It occurs as a result of sun exposure in people who have previously been in contact with certain substances that increase the skin sensitivity to the sun (so-called photosensitisers). Plants that most often increase the sensitivity of the skin to ultraviolet radiation are parsley, celery, figs and lemon, as they contain furocoumarins, psoralen and various essential oils. Similar effects are observed in tar and some drugs that are used orally (sulfonamides, tetracyclines, phenothiazine, nalidixic acid). Upon contact with external allergens, usually in a period of 24h, redness, swelling and small or larger blisters develop. Lesions are most often accompanied by pain — burning or itching sensations. After the lesions recede, brownish spots appear.

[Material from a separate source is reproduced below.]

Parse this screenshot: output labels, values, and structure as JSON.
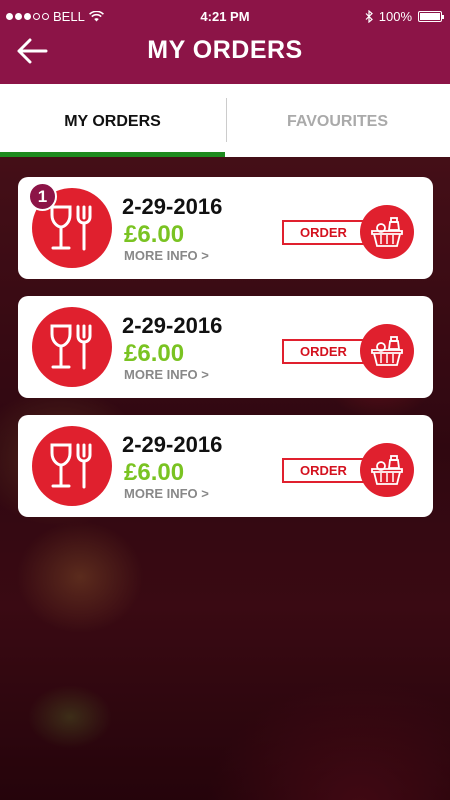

This type of lesion most often occurs in people who are in contact with different plants, during the work in agricultural field or during the stay in nature. Phototoxic dermatitis treatment is carried out by applying compresses made of saline and corticosteroid creams. It is advised to avoid contact with plants that are known photosensitisers.